1. November's sudden 50 degree drop did not allow the time needed for decidua (leaf) trees to go through the process called reverse sink. This is very important for the trees ability to store sugars and nutrients in their root system needed in the spring. As they call upon these reserves, this spring, they do not have the ability to put on adequate foliage. Evergreens develop a type of anti-freeze in their sap to stay green all winter; again this was not ready for that sudden freeze so we see browned out needles.
2. This spring has added to the stress by being so warm so early without adequate rains. Our water has just come on and the trees are suffering from two months of inadequate water. Combine this with these hot dry winds, which is defoliating trees just starting to put new leaves on, and we have a nasty combination to kill trees this year.
What to do?
Trees do not do anything fast, so reacting too late will not save them. The best action you can take is to get water on them using deep soaker hoses - and do it today!
The next thing is to NOT fertilize them with nitrogen. Nitrogen is for growth and they can not take the stress of trying to grow at this time. Thrive or Save A Tree; which I do as a deep root injection for about $5 for a tree like the above, feeds the mycorrhiza in the soil which then feeds the tree without putting stress on the trees.
DO NOT prune off what you think is dead at this time. It may still push out latent buds so you want to wait until June to make that decision.
Watch for insect attacks; insects attack weak trees to finish them off in a forest environment. But we want to save these trees, so if you feel sticky residue when walking under your trees (aphid indicator) or any other insect attack, let me know and we will address that immediately.
I am going as fast as I can to get the deep root injections done. The trees that we have been doing deep root tree care for three or more years now, show no signs of damage, because healthy trees were able to recover. You have to be pro-active to have healthy trees.

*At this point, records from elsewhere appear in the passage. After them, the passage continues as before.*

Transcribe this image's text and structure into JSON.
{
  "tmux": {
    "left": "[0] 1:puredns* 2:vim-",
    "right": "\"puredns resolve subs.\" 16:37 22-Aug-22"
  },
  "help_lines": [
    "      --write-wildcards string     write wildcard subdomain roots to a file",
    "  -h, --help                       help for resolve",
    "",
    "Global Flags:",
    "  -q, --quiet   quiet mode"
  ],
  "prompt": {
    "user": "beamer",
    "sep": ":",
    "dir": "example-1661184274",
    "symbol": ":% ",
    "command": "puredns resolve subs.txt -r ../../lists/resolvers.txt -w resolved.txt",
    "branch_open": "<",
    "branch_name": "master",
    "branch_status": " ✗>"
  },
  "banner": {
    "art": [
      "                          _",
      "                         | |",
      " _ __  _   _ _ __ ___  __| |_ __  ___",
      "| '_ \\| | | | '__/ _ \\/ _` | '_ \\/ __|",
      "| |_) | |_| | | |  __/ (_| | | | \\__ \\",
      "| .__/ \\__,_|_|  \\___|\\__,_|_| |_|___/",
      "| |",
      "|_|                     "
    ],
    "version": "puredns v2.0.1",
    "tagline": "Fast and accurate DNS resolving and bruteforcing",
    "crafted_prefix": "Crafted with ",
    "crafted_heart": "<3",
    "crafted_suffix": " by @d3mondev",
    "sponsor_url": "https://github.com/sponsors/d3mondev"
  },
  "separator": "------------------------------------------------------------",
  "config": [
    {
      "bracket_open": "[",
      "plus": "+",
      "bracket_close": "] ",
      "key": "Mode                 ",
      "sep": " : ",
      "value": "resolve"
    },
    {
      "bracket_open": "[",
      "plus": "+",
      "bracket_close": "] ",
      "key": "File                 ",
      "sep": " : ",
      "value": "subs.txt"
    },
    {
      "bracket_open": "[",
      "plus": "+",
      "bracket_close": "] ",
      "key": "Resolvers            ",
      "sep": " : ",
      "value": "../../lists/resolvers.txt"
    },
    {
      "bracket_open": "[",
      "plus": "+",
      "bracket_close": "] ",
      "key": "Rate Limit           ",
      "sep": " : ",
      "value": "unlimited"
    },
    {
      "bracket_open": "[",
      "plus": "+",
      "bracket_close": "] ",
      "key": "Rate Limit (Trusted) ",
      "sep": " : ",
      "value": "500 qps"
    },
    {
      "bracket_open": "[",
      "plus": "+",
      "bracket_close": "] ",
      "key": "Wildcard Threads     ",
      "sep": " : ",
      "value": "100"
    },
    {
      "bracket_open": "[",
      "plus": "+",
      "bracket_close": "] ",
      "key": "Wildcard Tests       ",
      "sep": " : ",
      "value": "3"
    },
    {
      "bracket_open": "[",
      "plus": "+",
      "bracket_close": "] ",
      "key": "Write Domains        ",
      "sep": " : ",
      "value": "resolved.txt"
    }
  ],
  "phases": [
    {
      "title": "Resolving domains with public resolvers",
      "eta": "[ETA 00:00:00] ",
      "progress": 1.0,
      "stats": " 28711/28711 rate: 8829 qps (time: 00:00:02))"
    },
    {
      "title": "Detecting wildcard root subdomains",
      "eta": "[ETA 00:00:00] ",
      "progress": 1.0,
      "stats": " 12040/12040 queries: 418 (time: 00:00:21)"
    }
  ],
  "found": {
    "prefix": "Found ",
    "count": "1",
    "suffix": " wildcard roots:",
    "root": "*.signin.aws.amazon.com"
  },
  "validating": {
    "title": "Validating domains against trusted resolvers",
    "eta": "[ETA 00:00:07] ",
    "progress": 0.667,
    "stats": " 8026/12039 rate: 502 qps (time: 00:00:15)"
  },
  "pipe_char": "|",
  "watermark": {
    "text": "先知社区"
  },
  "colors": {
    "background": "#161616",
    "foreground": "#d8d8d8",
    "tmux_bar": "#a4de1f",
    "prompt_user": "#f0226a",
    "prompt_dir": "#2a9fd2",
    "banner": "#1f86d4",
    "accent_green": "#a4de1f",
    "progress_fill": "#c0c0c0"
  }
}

I am getting a lot of calls asking me to come out and look at their trees. Looking at them is not going to save them. The only options we have are the ones stated above. Get the water on them and use our watering information about trees that is on this blog. Then email me at firstname.lastname@example.org to get on the deep root tree feed list (minimum stop $39). The rest is dependent on how healthy the tree was before this stress hit.